One small part of Piper's larger Terro-Human Future History universe is the Fuzzy saga. This group of books was both a source of great enjoyment and frustration for me when I first read them. First of all, they were extremely hard to find. People who owned copies of these books rarely put them in used book stores, and they were rarely in print. (I just ordered the book I linked to in my last link...all three of Piper's fuzzy stories in one edition!) Secondly, Little Fuzzy was published in 1962 and Fuzzy Sapiens was published in 1964 (the year piper died), however the third book, Fuzzies and Other People was originally lost and not published until 1984. In the meantime, two authors had written books in the Fuzzy series that were contradicted by the eventual publication of Piper's third book: Fuzzy Bones by William Tuning; and Golden Dream: A Fuzzy Odyssey by Ardath Mayhar. As a fan of the Fuzzy saga, I would love to read sequels to all three author's works, even though some would necessarily be inconsistent with others.

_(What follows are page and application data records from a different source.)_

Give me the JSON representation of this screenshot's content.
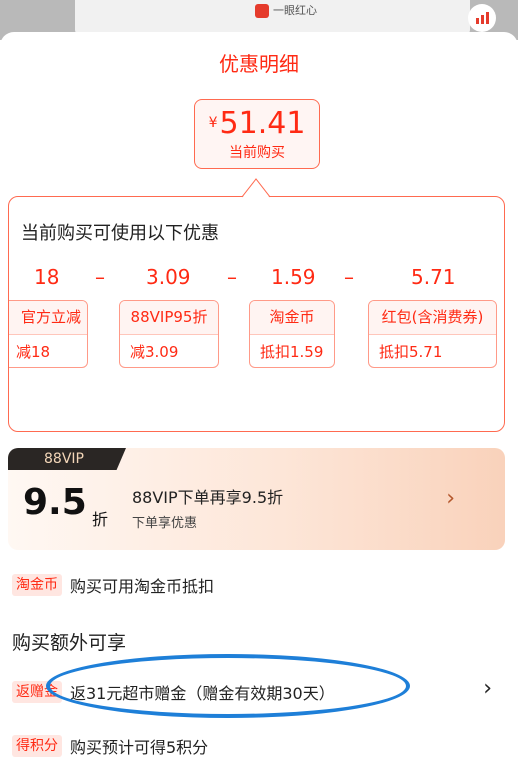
{
  "background": {
    "banner_text": "一眼红心"
  },
  "sheet": {
    "title": "优惠明细",
    "price": {
      "currency": "¥",
      "value": "51.41",
      "label": "当前购买"
    }
  },
  "discounts": {
    "title": "当前购买可使用以下优惠",
    "amounts": [
      "18",
      "3.09",
      "1.59",
      "5.71"
    ],
    "minus_sign": "–",
    "items": [
      {
        "name": "官方立减",
        "detail": "减18"
      },
      {
        "name": "88VIP95折",
        "detail": "减3.09"
      },
      {
        "name": "淘金币",
        "detail": "抵扣1.59"
      },
      {
        "name": "红包(含消费券)",
        "detail": "抵扣5.71"
      }
    ]
  },
  "vip": {
    "tag": "88VIP",
    "rate": "9.5",
    "unit": "折",
    "main_text": "88VIP下单再享9.5折",
    "sub_text": "下单享优惠",
    "arrow": "›"
  },
  "taojinbi": {
    "badge": "淘金币",
    "text": "购买可用淘金币抵扣"
  },
  "extra": {
    "title": "购买额外可享",
    "rows": [
      {
        "badge": "返赠金",
        "text": "返31元超市赠金（赠金有效期30天）",
        "arrow": "›"
      },
      {
        "badge": "得积分",
        "text": "购买预计可得5积分"
      }
    ]
  },
  "colors": {
    "accent": "#ff2a14",
    "annotation": "#1e7fd8"
  }
}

Well, I have partly got my wish. First of all, one of the more renowned modern science fiction authors, John Scalazi has written a book called Fuzzy Nation that is due out this May. This book is advertised as a "re-boot" of Little Fuzzy. I am opposed to such things philosophically. I have no problem with turning to another author's work for inspiration (Such as Flashman originating as a character in Tom Brown's Schooldays) or re-telling the story from another's point of view (such as Grendel which re-tells the Beowulf story from the point of view of the monster) or even writing sequels to another person's stories, either with the author's permission or after they are dead (such as happened twice to the Fuzzy saga as detailed above). However a re-boot is a whole different thing. That is taking the author's vision and altering it. Would we allow someone to paint over the Mona Lisa with their version of it? If Scalazi's book become popular, that is what will have been effectively done. Having said that, I have ordered Scalazi's book, and I hope to enjoy it. In fact I hope he writes several sequels and I enjoy them. (I frequently run out of reading material)

Then today while writing this post I learn that someone named Wolfgang Diehr is writing a sequel that is due to be printed this spring. Fuzzy Ergo Sum is described as a sequel to the original series, so I presume it will be faithful to piper's work and ignore the other two Fuzzy books. I can find very little information on it, it is not listed on Amazon, and the printer appears to be doing very small print runs. In a hopeful sign, the author appears to have worked with John Carr as an editor, who has done at lot of work in Piper's Paratime universe.

1 comment:

Wolf said...

"Fuzzy Ergo Sum" is indeed faithful to Piper's original trilogy, though some acknowledgement of Tuning and Mayhar should be made. New characters and situations are introduced, as well as new Fuzzies. Ms. Mayhar was kind enough to give her permission to the writer to use her expanded Fuzzy language. Tuning's book may have deviated from the Piper vision, but I give a cheer to anybody willing too bring more notice to Piper and his works. John Scalzi, too.

Oh, I should mention that a sequel to "Fuzzy Ergo Sum" is in the works. How do I know? Well, let's just say I know the author very well!